Your assignment:
Go over each line of the entries below, count those with "true", and give only the count.

Dataset rows for apps and sites:
◇ ◇ ◇ ◇ ◇ ◇ ◇

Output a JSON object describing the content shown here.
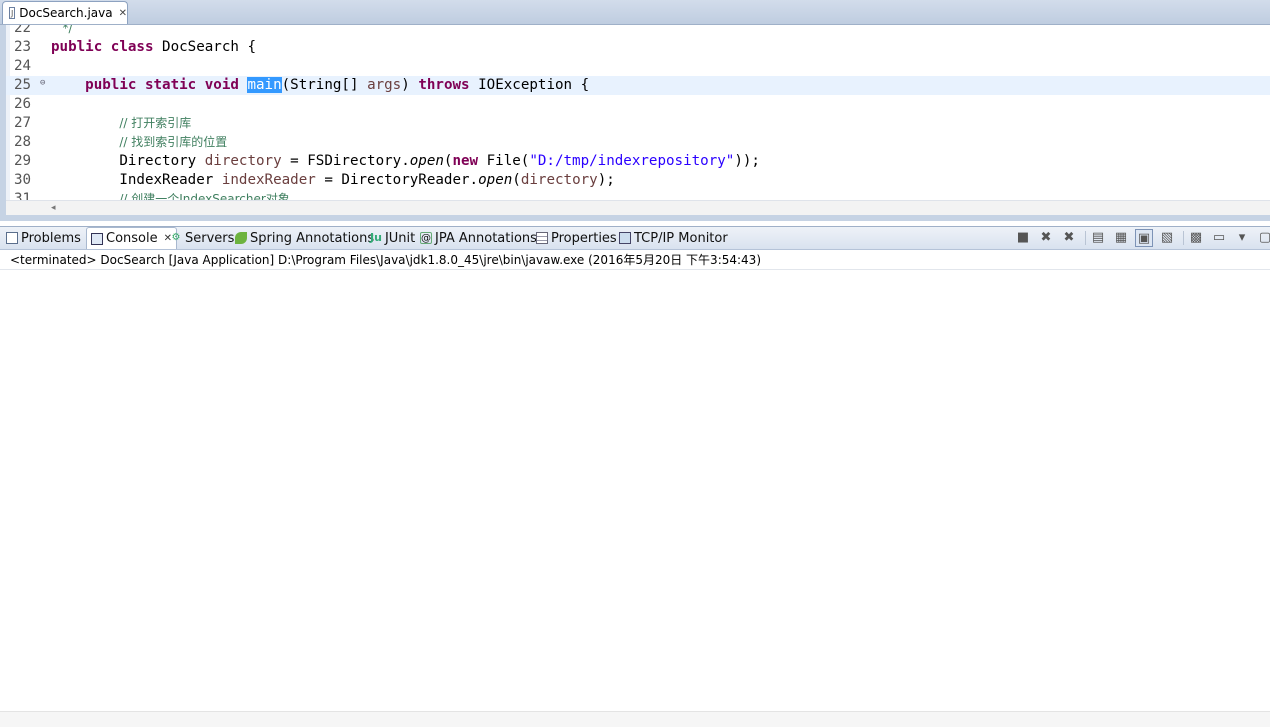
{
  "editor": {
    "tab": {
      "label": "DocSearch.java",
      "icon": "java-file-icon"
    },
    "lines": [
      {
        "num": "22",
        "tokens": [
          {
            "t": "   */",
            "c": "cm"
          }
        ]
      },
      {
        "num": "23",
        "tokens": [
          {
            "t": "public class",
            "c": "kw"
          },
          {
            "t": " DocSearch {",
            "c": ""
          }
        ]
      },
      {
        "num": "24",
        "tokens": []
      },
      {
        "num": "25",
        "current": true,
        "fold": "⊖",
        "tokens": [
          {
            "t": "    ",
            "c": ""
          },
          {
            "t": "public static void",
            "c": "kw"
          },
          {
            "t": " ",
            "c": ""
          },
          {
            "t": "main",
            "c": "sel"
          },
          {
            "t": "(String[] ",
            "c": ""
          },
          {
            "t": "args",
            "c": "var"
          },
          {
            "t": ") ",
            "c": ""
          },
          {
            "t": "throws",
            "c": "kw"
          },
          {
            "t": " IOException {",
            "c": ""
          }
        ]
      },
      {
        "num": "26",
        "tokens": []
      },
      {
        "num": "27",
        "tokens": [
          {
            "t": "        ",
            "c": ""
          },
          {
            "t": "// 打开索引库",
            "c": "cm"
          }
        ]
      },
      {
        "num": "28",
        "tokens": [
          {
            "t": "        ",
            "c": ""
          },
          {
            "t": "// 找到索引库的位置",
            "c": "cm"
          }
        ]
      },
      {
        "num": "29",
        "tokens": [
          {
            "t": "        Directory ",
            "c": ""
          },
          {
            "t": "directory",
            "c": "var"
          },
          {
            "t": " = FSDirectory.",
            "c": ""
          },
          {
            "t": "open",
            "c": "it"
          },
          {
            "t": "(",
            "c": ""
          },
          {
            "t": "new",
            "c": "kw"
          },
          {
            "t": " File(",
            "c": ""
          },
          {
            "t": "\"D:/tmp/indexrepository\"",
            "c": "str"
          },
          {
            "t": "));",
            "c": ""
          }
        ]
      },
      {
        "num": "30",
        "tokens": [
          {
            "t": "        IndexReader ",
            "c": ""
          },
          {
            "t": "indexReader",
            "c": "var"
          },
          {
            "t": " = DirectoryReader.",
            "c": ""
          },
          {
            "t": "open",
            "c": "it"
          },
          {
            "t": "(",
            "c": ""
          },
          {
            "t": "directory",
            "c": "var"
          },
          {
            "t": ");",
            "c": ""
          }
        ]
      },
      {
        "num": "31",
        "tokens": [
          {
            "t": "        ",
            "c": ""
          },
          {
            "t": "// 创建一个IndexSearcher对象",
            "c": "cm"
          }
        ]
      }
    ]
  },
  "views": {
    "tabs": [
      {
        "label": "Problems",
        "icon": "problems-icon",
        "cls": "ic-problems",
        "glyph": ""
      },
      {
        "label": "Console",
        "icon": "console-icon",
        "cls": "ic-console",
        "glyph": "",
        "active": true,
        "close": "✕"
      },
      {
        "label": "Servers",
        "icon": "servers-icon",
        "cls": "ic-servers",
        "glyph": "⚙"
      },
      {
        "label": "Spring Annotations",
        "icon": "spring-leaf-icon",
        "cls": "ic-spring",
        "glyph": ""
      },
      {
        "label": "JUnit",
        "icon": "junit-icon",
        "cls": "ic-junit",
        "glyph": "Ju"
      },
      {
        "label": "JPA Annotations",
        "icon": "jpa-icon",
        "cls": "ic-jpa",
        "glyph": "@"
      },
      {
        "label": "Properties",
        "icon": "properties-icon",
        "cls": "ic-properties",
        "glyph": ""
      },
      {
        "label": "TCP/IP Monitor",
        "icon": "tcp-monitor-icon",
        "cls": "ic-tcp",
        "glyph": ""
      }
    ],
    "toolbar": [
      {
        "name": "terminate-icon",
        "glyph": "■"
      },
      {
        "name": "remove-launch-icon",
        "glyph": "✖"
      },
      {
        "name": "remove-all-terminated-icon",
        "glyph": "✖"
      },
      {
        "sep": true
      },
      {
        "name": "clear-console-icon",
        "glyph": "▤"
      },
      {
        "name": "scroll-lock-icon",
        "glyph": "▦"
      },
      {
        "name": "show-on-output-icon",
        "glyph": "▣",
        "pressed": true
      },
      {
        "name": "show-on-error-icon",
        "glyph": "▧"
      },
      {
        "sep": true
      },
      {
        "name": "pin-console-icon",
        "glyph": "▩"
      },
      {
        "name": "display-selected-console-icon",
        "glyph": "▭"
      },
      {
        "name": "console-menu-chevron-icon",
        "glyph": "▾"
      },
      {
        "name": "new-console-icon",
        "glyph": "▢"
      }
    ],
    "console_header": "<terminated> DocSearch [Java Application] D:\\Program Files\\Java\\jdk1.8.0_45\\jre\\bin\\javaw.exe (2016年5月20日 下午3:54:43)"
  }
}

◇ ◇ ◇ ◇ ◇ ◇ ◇

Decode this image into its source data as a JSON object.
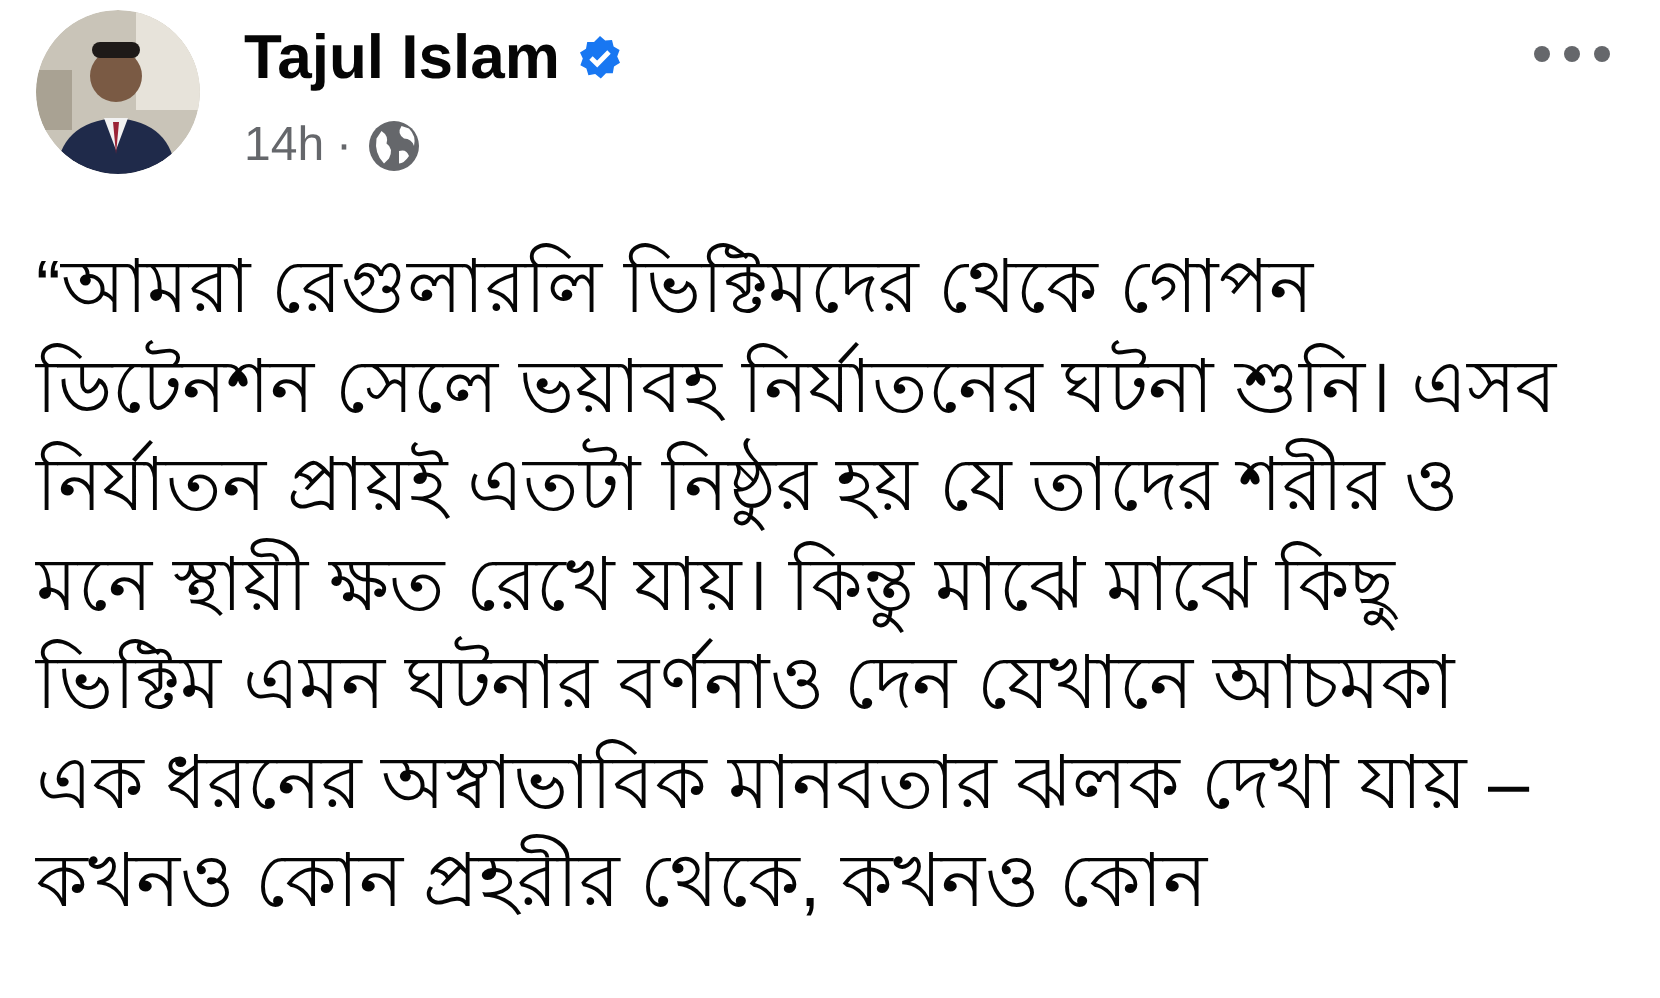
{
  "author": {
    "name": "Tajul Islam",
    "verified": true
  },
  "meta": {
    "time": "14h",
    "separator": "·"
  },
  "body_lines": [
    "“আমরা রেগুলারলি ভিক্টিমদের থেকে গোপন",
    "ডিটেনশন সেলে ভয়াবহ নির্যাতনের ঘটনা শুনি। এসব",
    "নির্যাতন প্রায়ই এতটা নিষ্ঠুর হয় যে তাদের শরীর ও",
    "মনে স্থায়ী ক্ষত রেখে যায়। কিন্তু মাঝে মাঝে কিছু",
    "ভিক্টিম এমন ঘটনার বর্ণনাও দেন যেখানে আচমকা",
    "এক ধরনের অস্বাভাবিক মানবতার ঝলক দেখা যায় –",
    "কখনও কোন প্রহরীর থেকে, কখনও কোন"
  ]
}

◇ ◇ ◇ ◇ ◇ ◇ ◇

Output of the exercise:
6